Task requirements » Repeat the entries exactly as they stand.

Exercise input »

────

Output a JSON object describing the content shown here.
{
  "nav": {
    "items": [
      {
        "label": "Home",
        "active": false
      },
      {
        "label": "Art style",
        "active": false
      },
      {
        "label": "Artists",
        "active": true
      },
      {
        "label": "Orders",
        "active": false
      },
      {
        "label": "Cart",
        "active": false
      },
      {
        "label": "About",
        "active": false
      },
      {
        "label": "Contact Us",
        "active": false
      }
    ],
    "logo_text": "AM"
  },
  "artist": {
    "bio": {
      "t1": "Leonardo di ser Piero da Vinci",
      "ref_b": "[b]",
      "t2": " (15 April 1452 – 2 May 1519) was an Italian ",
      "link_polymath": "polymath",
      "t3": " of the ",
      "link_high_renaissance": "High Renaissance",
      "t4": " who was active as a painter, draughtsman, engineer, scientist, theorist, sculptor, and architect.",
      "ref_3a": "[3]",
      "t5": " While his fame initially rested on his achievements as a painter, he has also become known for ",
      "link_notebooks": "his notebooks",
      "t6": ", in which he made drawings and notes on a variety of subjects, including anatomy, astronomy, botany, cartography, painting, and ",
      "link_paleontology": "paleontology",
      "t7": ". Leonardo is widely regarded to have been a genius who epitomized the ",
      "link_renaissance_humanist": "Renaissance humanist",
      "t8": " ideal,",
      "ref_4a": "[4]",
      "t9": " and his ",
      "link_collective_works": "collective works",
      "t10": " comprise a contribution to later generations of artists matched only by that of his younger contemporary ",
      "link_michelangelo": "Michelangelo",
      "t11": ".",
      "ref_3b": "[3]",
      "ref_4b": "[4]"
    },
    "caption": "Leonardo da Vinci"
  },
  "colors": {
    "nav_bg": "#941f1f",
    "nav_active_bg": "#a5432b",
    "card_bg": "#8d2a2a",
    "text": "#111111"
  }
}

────

Expected answer »
Output a JSON object describing the content shown here.
{
  "nav": {
    "items": [
      {
        "label": "Home",
        "active": false
      },
      {
        "label": "Art style",
        "active": false
      },
      {
        "label": "Artists",
        "active": true
      },
      {
        "label": "Orders",
        "active": false
      },
      {
        "label": "Cart",
        "active": false
      },
      {
        "label": "About",
        "active": false
      },
      {
        "label": "Contact Us",
        "active": false
      }
    ],
    "logo_text": "AM"
  },
  "artist": {
    "bio": {
      "t1": "Leonardo di ser Piero da Vinci",
      "ref_b": "[b]",
      "t2": " (15 April 1452 – 2 May 1519) was an Italian ",
      "link_polymath": "polymath",
      "t3": " of the ",
      "link_high_renaissance": "High Renaissance",
      "t4": " who was active as a painter, draughtsman, engineer, scientist, theorist, sculptor, and architect.",
      "ref_3a": "[3]",
      "t5": " While his fame initially rested on his achievements as a painter, he has also become known for ",
      "link_notebooks": "his notebooks",
      "t6": ", in which he made drawings and notes on a variety of subjects, including anatomy, astronomy, botany, cartography, painting, and ",
      "link_paleontology": "paleontology",
      "t7": ". Leonardo is widely regarded to have been a genius who epitomized the ",
      "link_renaissance_humanist": "Renaissance humanist",
      "t8": " ideal,",
      "ref_4a": "[4]",
      "t9": " and his ",
      "link_collective_works": "collective works",
      "t10": " comprise a contribution to later generations of artists matched only by that of his younger contemporary ",
      "link_michelangelo": "Michelangelo",
      "t11": ".",
      "ref_3b": "[3]",
      "ref_4b": "[4]"
    },
    "caption": "Leonardo da Vinci"
  },
  "colors": {
    "nav_bg": "#941f1f",
    "nav_active_bg": "#a5432b",
    "card_bg": "#8d2a2a",
    "text": "#111111"
  }
}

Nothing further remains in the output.